======== Task inputs ========

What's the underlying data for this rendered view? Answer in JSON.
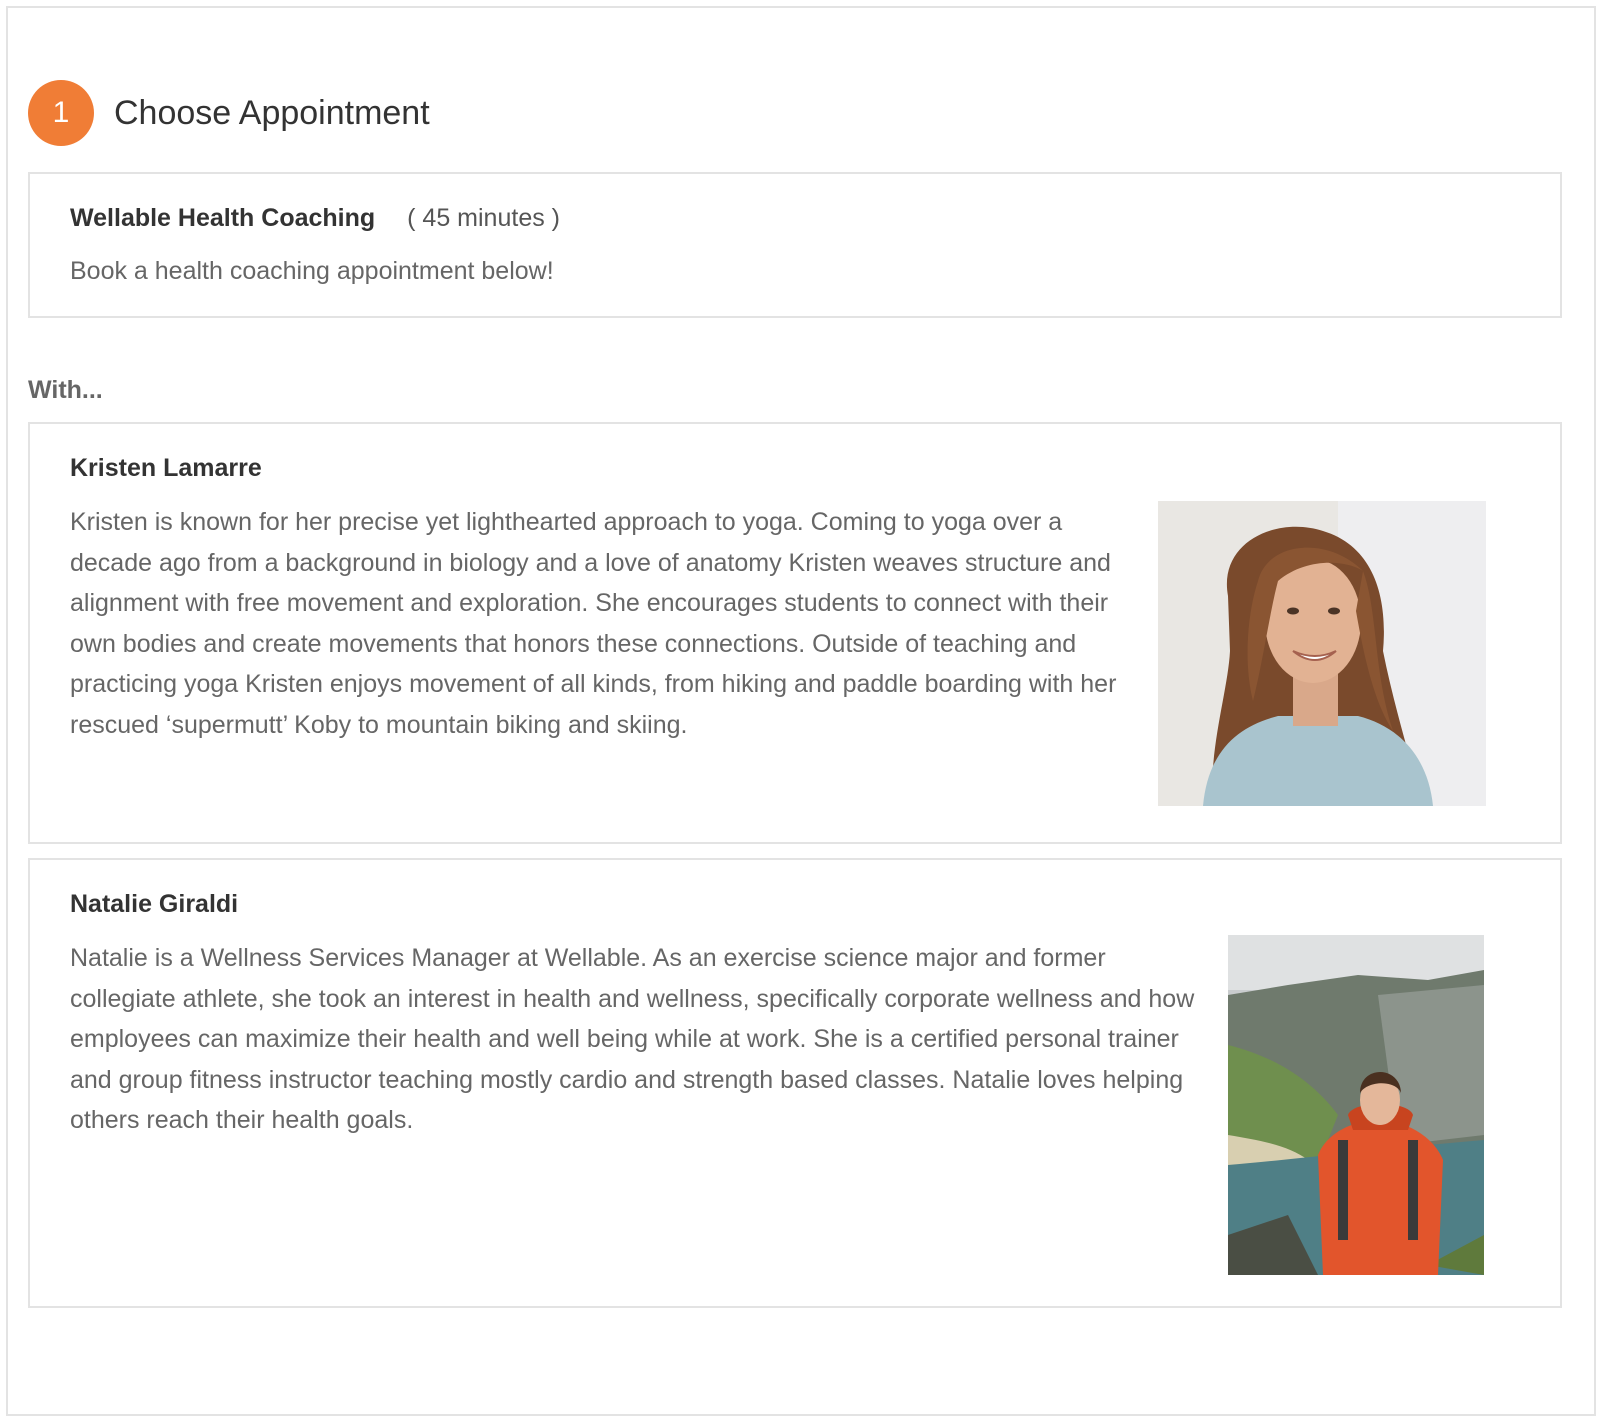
{
  "step": {
    "number": "1",
    "title": "Choose Appointment"
  },
  "service": {
    "name": "Wellable Health Coaching",
    "duration": "( 45 minutes )",
    "description": "Book a health coaching appointment below!"
  },
  "with_label": "With...",
  "coaches": [
    {
      "name": "Kristen Lamarre",
      "bio": "Kristen is known for her precise yet lighthearted approach to yoga. Coming to yoga over a decade ago from a background in biology and a love of anatomy Kristen weaves structure and alignment with free movement and exploration. She encourages students to connect with their own bodies and create movements that honors these connections. Outside of teaching and practicing yoga Kristen enjoys movement of all kinds, from hiking and paddle boarding with her rescued ‘supermutt’ Koby to mountain biking and skiing."
    },
    {
      "name": "Natalie Giraldi",
      "bio": "Natalie is a Wellness Services Manager at Wellable. As an exercise science major and former collegiate athlete, she took an interest in health and wellness, specifically corporate wellness and how employees can maximize their health and well being while at work. She is a certified personal trainer and group fitness instructor teaching mostly cardio and strength based classes. Natalie loves helping others reach their health goals."
    }
  ],
  "colors": {
    "accent": "#f07d36",
    "border": "#e3e3e3",
    "heading": "#333333",
    "body_text": "#666666"
  }
}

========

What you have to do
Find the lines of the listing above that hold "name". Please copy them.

Expected answer
    "name": "Wellable Health Coaching",
      "name": "Kristen Lamarre",
      "name": "Natalie Giraldi",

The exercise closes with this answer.